Dry bulkers have been an overwhelming disappointment with the year coming to an end, while on the other side of the coin we have the tanker market that has not only kept its positve momentum but managed to outpace what most had expected thanks to low crude oil price, says a study by Allied Shipbroking Inc.
As much as both of these markets have inevitably been influenced and even driven by the market demand conditons, it is always important note and compare the supply side issues which is one of the key ways the industry as a whole influences the balance and in effect rates themselves.

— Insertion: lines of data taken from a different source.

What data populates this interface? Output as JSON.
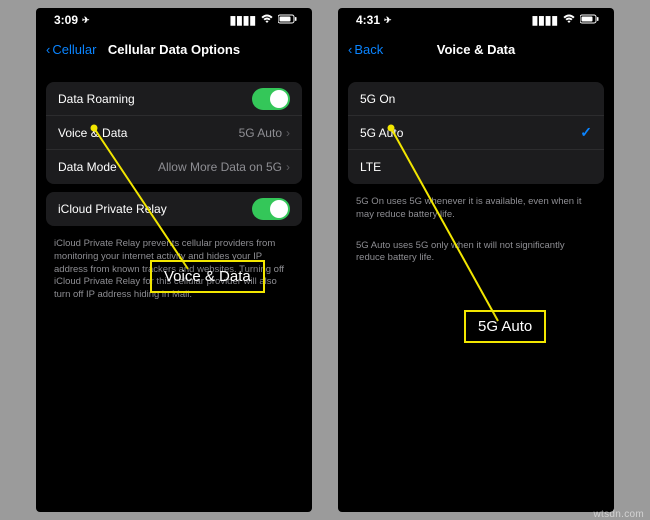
{
  "left": {
    "status": {
      "time": "3:09",
      "loc_arrow": "➤"
    },
    "nav": {
      "back": "Cellular",
      "title": "Cellular Data Options"
    },
    "group1": {
      "roaming": {
        "label": "Data Roaming",
        "on": true
      },
      "voice_data": {
        "label": "Voice & Data",
        "value": "5G Auto"
      },
      "data_mode": {
        "label": "Data Mode",
        "value": "Allow More Data on 5G"
      }
    },
    "group2": {
      "relay": {
        "label": "iCloud Private Relay",
        "on": true
      },
      "footer": "iCloud Private Relay prevents cellular providers from monitoring your internet activity and hides your IP address from known trackers and websites. Turning off iCloud Private Relay for this cellular provider will also turn off IP address hiding in Mail."
    },
    "callout": "Voice & Data"
  },
  "right": {
    "status": {
      "time": "4:31",
      "loc_arrow": "➤"
    },
    "nav": {
      "back": "Back",
      "title": "Voice & Data"
    },
    "options": {
      "o1": {
        "label": "5G On",
        "selected": false
      },
      "o2": {
        "label": "5G Auto",
        "selected": true
      },
      "o3": {
        "label": "LTE",
        "selected": false
      }
    },
    "footer1": "5G On uses 5G whenever it is available, even when it may reduce battery life.",
    "footer2": "5G Auto uses 5G only when it will not significantly reduce battery life.",
    "callout": "5G Auto"
  },
  "watermark": "wtsdn.com"
}
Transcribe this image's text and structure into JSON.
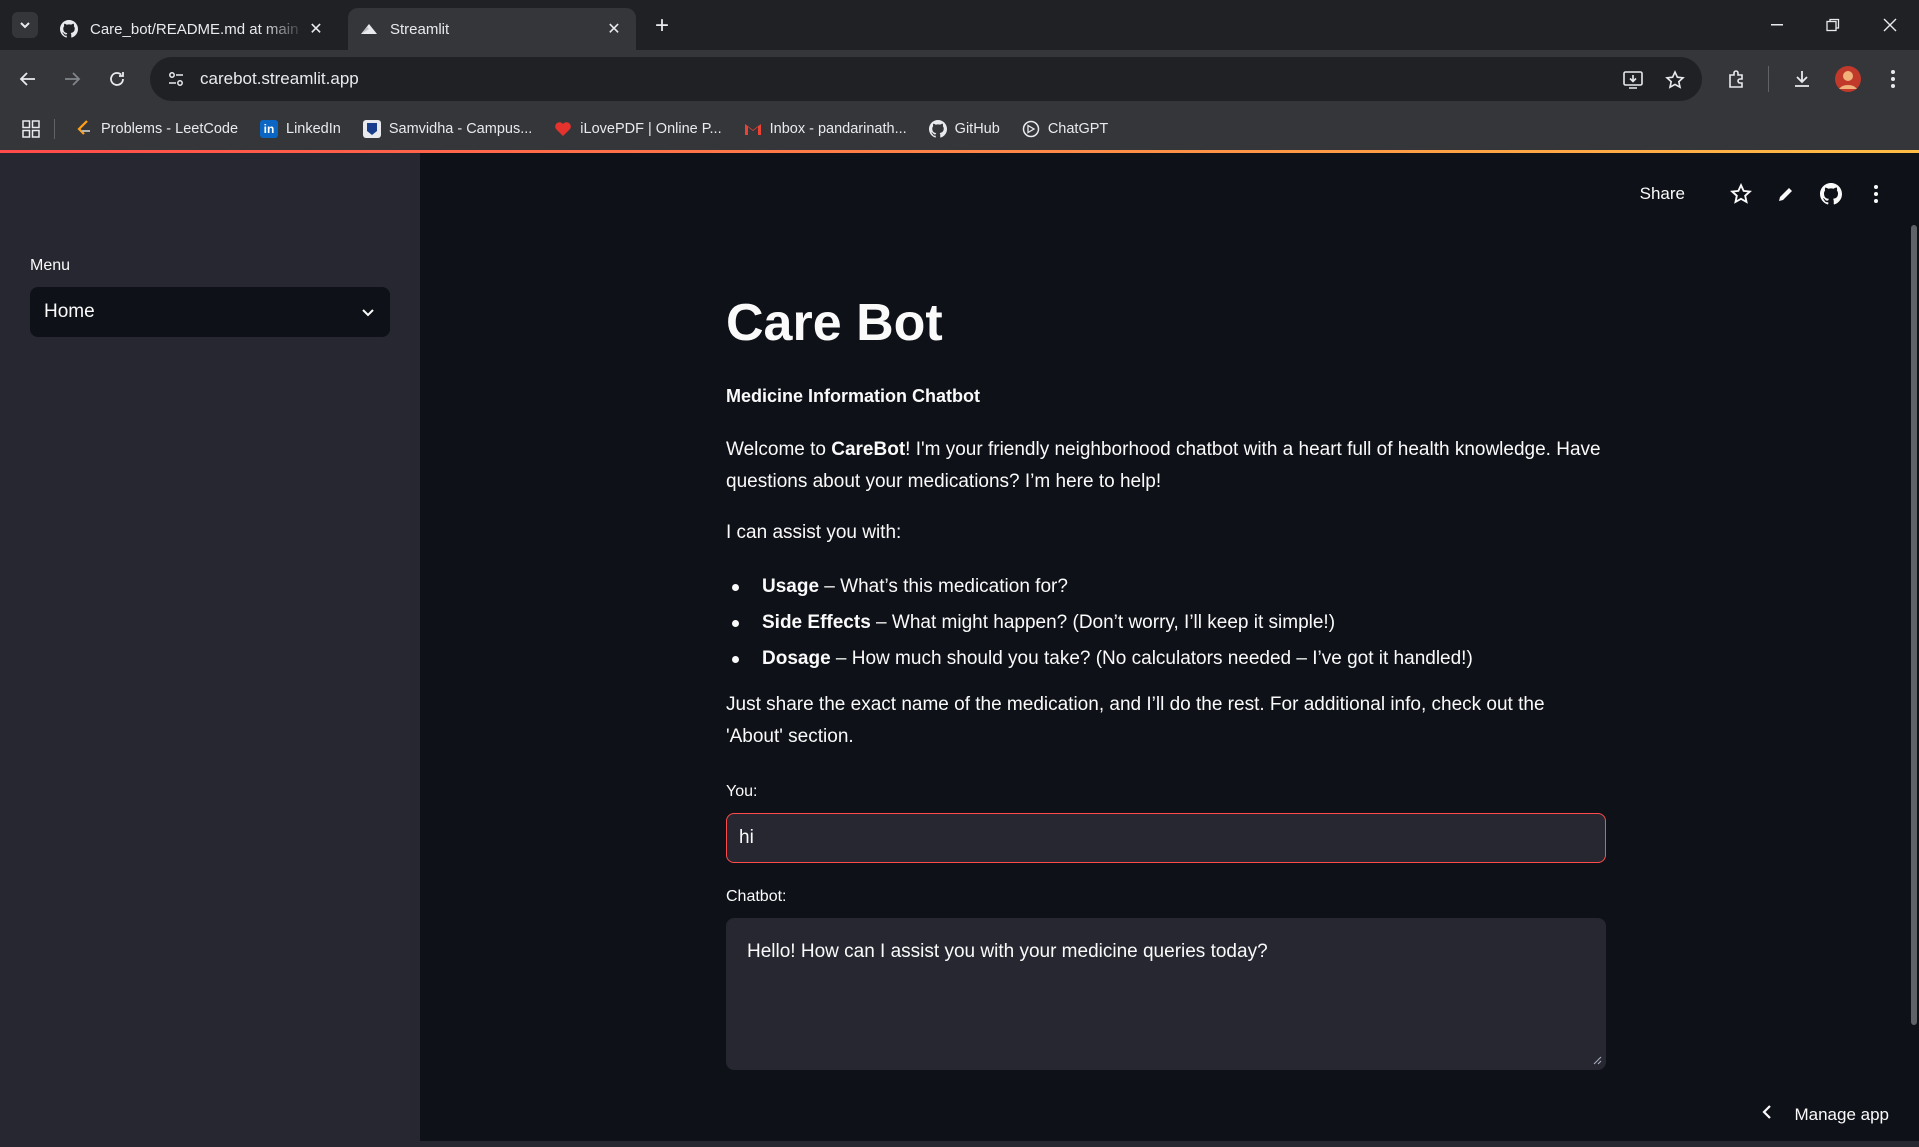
{
  "browser": {
    "tabs": [
      {
        "title": "Care_bot/README.md at main · ",
        "icon": "github-icon",
        "active": false
      },
      {
        "title": "Streamlit",
        "icon": "streamlit-icon",
        "active": true
      }
    ],
    "url": "carebot.streamlit.app",
    "bookmarks": [
      {
        "label": "Problems - LeetCode",
        "icon": "leetcode-icon"
      },
      {
        "label": "LinkedIn",
        "icon": "linkedin-icon"
      },
      {
        "label": "Samvidha - Campus...",
        "icon": "samvidha-icon"
      },
      {
        "label": "iLovePDF | Online P...",
        "icon": "ilovepdf-icon"
      },
      {
        "label": "Inbox - pandarinath...",
        "icon": "gmail-icon"
      },
      {
        "label": "GitHub",
        "icon": "github-icon"
      },
      {
        "label": "ChatGPT",
        "icon": "chatgpt-icon"
      }
    ]
  },
  "sidebar": {
    "menu_label": "Menu",
    "selected": "Home"
  },
  "header": {
    "share_label": "Share"
  },
  "main": {
    "title": "Care Bot",
    "subtitle": "Medicine Information Chatbot",
    "welcome_prefix": "Welcome to ",
    "welcome_bold": "CareBot",
    "welcome_suffix": "! I'm your friendly neighborhood chatbot with a heart full of health knowledge. Have questions about your medications? I’m here to help!",
    "assist_intro": "I can assist you with:",
    "features": [
      {
        "name": "Usage",
        "desc": " – What’s this medication for?"
      },
      {
        "name": "Side Effects",
        "desc": " – What might happen? (Don’t worry, I’ll keep it simple!)"
      },
      {
        "name": "Dosage",
        "desc": " – How much should you take? (No calculators needed – I’ve got it handled!)"
      }
    ],
    "closing": "Just share the exact name of the medication, and I’ll do the rest. For additional info, check out the 'About' section.",
    "you_label": "You:",
    "you_value": "hi",
    "chatbot_label": "Chatbot:",
    "chatbot_value": "Hello! How can I assist you with your medicine queries today?"
  },
  "footer": {
    "manage_app": "Manage app"
  },
  "colors": {
    "accent": "#ff4b4b",
    "background": "#0e1117",
    "sidebar": "#262730"
  }
}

On the one hand you have the dry bulkers, with the Supramax and Panamax showing this to a greater extent, which have tried to cap the fleet growth while demand in trade con#nually dictate for even slower figures.
A valiant effort had been made on the scrapping and newbuilding fronts, yet as all things point, not enough for how the market currently stands. A range of 28.87 percent to 47.15 percent drop in freight rates and 26.62 percent to 30.47 percent in asset prices are testament to this.
On the side of the tankers messages have been more varied. On the one hand freight rates have improved by a range of between 67.80 percent up to 424.33 percent, asset prices have shi'ed only marginally in comparison reaching a range of between 3.32 percent and 15.16 percent, showing in part the strict conservative approach that still exists with regards to future prospects.
All this through a period of not only be"er demand figures, but also with a fleet growth closely matched to that of the dry bulkers. The only exception and note here is that we will need to be cau#ous of the fast paced orderbook growth being noted as all this could turn south in a similar manner to what we saw in the dry bulkers.
So with all eyes now set on 2016, it looks as though we still have hurdles to overcome but don’t let it get you down just yet, as it is the holidays a'er all.